However, the film was also ahead of its time. Pre-dating THE EXORCIST and THE OMEN, THE OTHER could be considered the first entry into the 1970's "Killer Kids" genre. (Although this notion was far from original, as THE BAD SEED had debuted in 1956.) While the film's pacing often gives away the fact that it was made in the early 70s -- the middle drags quite a bit -- the narrative structure, and more importantly, the story pre-date many modern films. Again, I don't want to give away too much about the film, but I would venture to guess that David Fincher was influenced by this movie. (Although, I could be really wrong in that.) THE OTHER benefits from a second viewing, as we see how cleverly Tryon weaves certain phrases into the dialogue which can be taken two ways. When one first sees the film, these lines seem innocuous, but upon hearing them again, the audience realizes that the movie was toying with us. The movie isn't violent, but it never pulls any punches and we are never shielded from the behavior of Niles and Holland. The ending still packs quite a blow, as does the denouement.
However, as noted above, the problem with THE OTHER is that first-time viewers (such as myself) won't exactly be bowled over by the film. I can only assume that the movie was quite shocking in 1972, but today, the plot devices used here seem very hackneyed. Even if one doesn't notice the plot twist given away on the DVD box, the primary surprise should be easy to predict. (My wife had no idea what the movie was about, and guessed it within moments.) I had read about this movie for years and had a pretty good idea what the twist was, so I was disappointed in the fact that it was so easy to spot. However, I must admit that the last 1/3 of the movie carries some surprises and the finale is chilling.
THE OTHER is definitely one of those movies which will divide fans of modern and classic films. Some may find the movie slow and predictable, especially when compared to those movies which has come in its wake. But, there will also be viewers who will appreciate the film's structure and acknowledge the fact that for a studio film made in 1972, THE OTHER means business.
THE OTHER romps onto DVD courtesy of 20th Century Fox Home Entertainment. The film has been letterboxed at 1.85:1 and the transfer is enhanced for 16 x 9 TVs. Given this film's age, the transfer looks quite good. The image is surprisingly clear as the picture is very sharp and shows little grain. The picture is very detailed and never goes overly soft. There are some minor defects from the source material, but these aren't distracting. The colors look fine, although some scenes are slightly washed out. The DVD has a Dolby Stereo audio track. The dialogue is clear, but it's somewhat muffled at times. (I had to throw on the subtitles for some scenes.) The stereo effects are OK, but not overly effective.

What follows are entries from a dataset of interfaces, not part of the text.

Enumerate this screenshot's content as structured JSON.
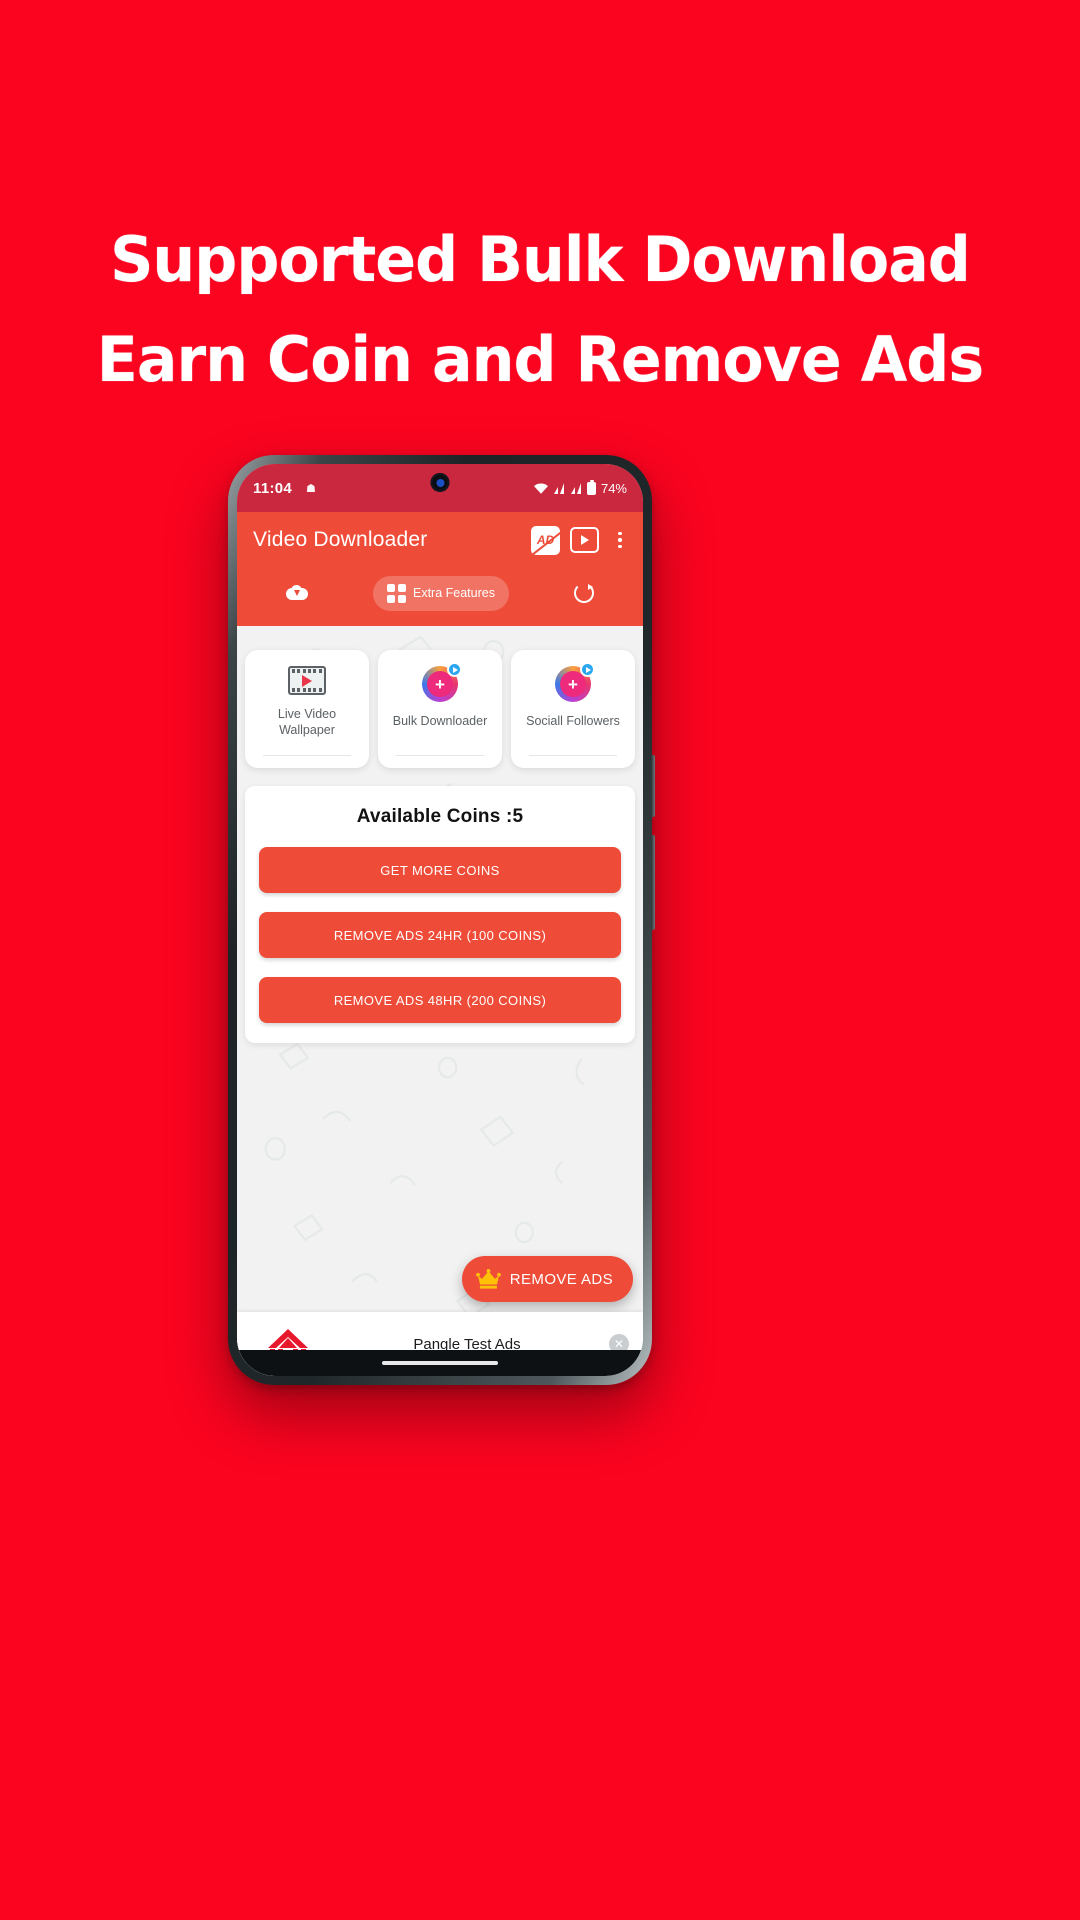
{
  "promo": {
    "background_color": "#FB0420",
    "headline_lines": [
      "Supported Bulk Download",
      "Earn Coin and Remove Ads"
    ]
  },
  "phone": {
    "status_bar": {
      "time": "11:04",
      "battery_percent": "74%",
      "wifi_icon": "wifi-icon",
      "signal_icon": "signal-icon",
      "battery_icon": "battery-icon",
      "notification_icon": "notification-icon",
      "camera_icon": "front-camera-icon"
    },
    "app_bar": {
      "title": "Video Downloader",
      "remove_ads_icon": "ads-blocked-icon",
      "remove_ads_icon_text": "AD",
      "video_icon": "video-player-icon",
      "overflow_icon": "overflow-menu-icon",
      "background_color": "#EE4C38"
    },
    "tabs": [
      {
        "label": "",
        "icon": "cloud-download-icon",
        "active": false
      },
      {
        "label": "Extra Features",
        "icon": "puzzle-icon",
        "active": true
      },
      {
        "label": "",
        "icon": "refresh-history-icon",
        "active": false
      }
    ],
    "feature_cards": [
      {
        "label": "Live Video Wallpaper",
        "icon": "film-play-icon"
      },
      {
        "label": "Bulk Downloader",
        "icon": "instagram-plus-icon"
      },
      {
        "label": "Sociall Followers",
        "icon": "instagram-plus-icon"
      }
    ],
    "coins_panel": {
      "title": "Available Coins :5",
      "buttons": [
        "GET MORE COINS",
        "REMOVE ADS 24HR (100 COINS)",
        "REMOVE ADS 48HR (200 COINS)"
      ],
      "accent_color": "#EE4C38"
    },
    "fab": {
      "label": "REMOVE ADS",
      "icon": "crown-icon",
      "crown_color": "#FFC107"
    },
    "ad_banner": {
      "network": "Pangle",
      "text": "Pangle Test Ads",
      "close_icon": "close-icon",
      "logo_icon": "pangle-logo-icon"
    }
  }
}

The lone extra on THE OTHER DVD is the original THEATRICAL TRAILER for the film, which is letterboxed at 1.85:1 and is 16 x 9. Do not watch this before you watch the movie, as it gives away far too much.
This Film Features:
Review by Mike Long. All Right Reserved. 2006. ©